Piloting the family car on a long trip can be a memorable family experience, but young kids can get antsy sitting for hours in the car. Flying offers its own stresses, too, so weigh all your options before deciding. Don’t rule out traveling by train or bus, which combine scenic benefits with the ease of flying.
Step 4 Pick your lodging
Assuming you can’t — or don’t want to — stay with family, you’ve got a lot of options for where to stay, from campgrounds to hotels to motels and resorts.
Camping certainly has its advantages. It’s less expensive and can be a lot of fun for children. National and state parks sometimes offer free campsites. You can check availability and pricing of all national park campgrounds online.
If the outdoors isn’t for you, the great indoors offers many options. Think carefully about what amenities you want in a hotel, resort or other lodging. Features like a pool or game room can be crucial for keeping kids happy after a long day of sightseeing or driving. Most mid-grade hotels offer free breakfast, which can add up to big savings over the course of a long summer vacation. Consider extended stay hotels with a kitchen if you want to save money by cooking your own meals.
Check discount sites like Priceline and Hotwire for lodging deals, but be aware that while you can save a lot of money, you won’t always get to pick all the amenities you want.
Step 5 Plan your itinerary
Once you’ve decided where you’re going, where you’re staying and how you’re getting there, put together a schedule of planned activities — especially those that require reservations or advance tickets. Get everyone involved and make it a fun part of the planning process. Be realistic, plan something for everyone but leave some time open for unplanned fun, too. Some of the best summer vacation memories can be made doing spur-of-the-moment activities.
Step 6 Make a list and pack your bags

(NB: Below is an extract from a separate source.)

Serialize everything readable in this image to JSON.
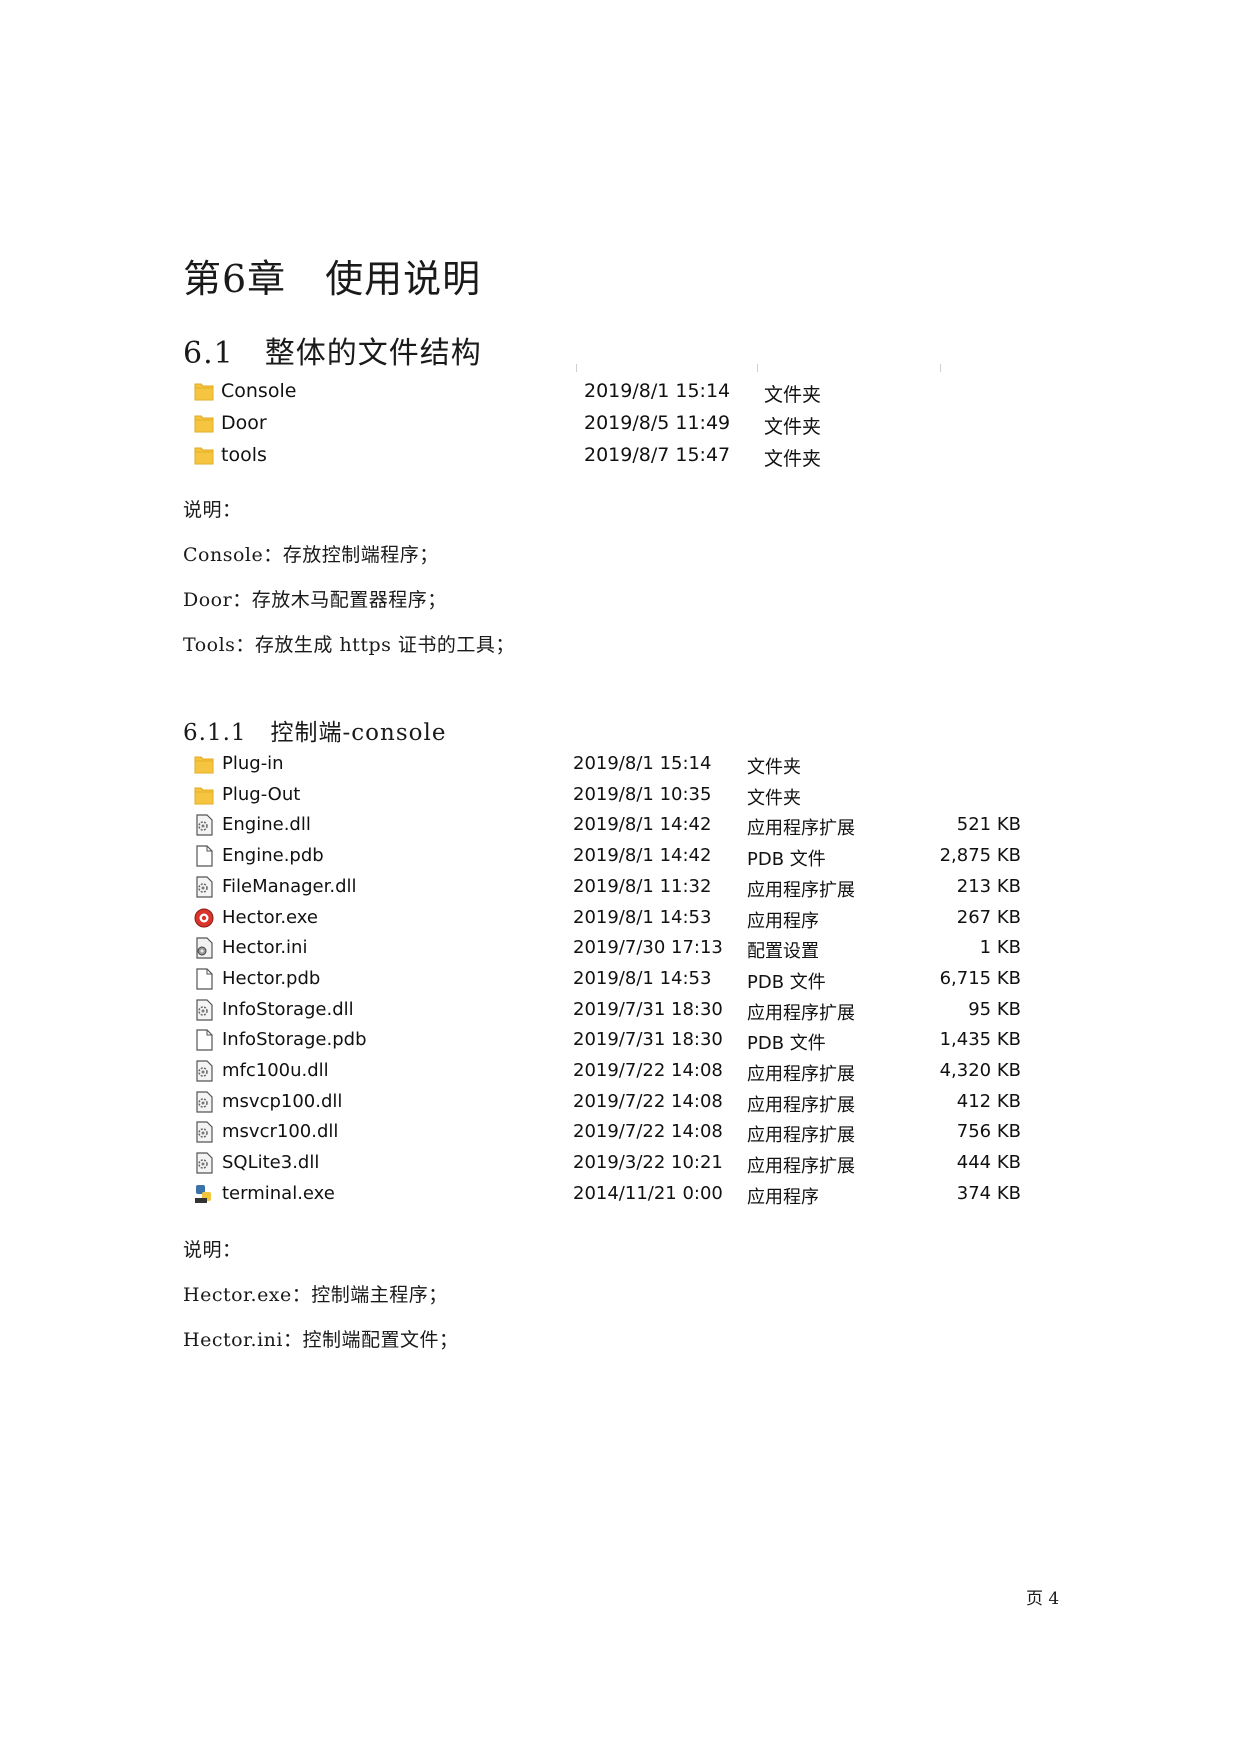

Avoid having to buy essentials such as deodorant or suntan lotion — which can be expensive depending on where you go on summer vacation — by making a list before you pack. The last few days before a vacation can be hectic, so work on the list ahead of time to avoid unnecessary stress. Keep track of everything you use from the time you wake up to the time you go to bed on a typical day. Eliminate anything you can do without while on vacation to lighten your luggage load. Include favorite books, magazines or toys for each family member — and don’t forget the camera. Pack a cooler with drinks, sandwiches and snacks if you’re traveling by car to save time and money stopping for food while on the road.
Step 7 Have fun
No matter how much you plan, things will go wrong. Flights get delayed, construction slows traffic and hotels lose reservations. It’s important to remember a summer vacation is an opportunity to spend some quality family time, so don’t expect everything to go perfectly. When you look back, you’ll want to recall the good parts of your summer vacations — not sibling fights in the back seat or arguments with hotel employees — so just relax and have fun. Remember that sometimes the best choice is to skip visiting the world’s largest ball of twine and just hit the hotel pool.